■ **Dataset rows for apps and sites**
+ + + + + + +

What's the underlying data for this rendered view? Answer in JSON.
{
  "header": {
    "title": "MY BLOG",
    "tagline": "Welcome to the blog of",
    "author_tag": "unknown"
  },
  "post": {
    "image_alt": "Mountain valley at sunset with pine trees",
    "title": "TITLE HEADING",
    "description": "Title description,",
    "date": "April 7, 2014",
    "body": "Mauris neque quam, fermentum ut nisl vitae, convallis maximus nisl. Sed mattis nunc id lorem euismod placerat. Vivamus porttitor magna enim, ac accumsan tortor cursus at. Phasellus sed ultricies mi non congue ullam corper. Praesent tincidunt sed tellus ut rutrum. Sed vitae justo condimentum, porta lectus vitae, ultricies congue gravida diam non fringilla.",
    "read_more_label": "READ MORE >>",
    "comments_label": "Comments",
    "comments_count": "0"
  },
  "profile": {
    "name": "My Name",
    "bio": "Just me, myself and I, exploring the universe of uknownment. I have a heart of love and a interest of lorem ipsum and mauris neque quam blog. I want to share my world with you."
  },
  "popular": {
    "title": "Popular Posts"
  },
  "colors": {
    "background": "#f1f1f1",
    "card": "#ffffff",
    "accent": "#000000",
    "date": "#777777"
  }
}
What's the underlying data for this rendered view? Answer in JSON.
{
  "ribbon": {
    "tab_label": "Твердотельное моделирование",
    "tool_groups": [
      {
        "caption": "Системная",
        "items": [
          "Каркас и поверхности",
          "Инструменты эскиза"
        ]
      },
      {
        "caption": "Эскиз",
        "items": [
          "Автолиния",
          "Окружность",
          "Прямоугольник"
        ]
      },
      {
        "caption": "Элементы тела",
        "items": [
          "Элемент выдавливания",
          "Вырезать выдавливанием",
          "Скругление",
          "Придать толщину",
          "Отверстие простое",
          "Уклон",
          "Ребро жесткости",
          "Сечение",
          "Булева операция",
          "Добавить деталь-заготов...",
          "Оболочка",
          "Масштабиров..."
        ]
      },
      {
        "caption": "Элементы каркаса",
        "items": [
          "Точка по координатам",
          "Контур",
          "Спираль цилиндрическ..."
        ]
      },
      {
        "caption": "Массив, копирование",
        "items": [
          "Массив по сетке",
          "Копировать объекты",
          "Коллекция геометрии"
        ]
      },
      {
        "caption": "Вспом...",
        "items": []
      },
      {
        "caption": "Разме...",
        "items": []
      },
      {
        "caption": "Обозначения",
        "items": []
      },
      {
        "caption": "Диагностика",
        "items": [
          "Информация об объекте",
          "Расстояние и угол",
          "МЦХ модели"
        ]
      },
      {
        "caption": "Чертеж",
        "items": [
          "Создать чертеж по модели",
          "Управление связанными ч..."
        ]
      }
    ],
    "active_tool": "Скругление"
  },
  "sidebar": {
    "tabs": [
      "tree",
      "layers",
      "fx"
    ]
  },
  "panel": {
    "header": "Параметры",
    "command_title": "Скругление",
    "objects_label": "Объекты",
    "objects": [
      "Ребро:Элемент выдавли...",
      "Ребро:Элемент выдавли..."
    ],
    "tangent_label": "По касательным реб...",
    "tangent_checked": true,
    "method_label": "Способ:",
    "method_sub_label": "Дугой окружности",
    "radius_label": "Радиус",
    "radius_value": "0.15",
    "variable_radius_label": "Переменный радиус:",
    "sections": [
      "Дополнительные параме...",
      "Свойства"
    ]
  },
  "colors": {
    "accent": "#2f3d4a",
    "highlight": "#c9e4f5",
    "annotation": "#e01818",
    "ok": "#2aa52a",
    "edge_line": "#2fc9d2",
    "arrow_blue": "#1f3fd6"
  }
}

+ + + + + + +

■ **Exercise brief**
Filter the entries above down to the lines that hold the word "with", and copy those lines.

■ **Exercise answer**
    "image_alt": "Mountain valley at sunset with pine trees",
    "bio": "Just me, myself and I, exploring the universe of uknownment. I have a heart of love and a interest of lorem ipsum and mauris neque quam blog. I want to share my world with you."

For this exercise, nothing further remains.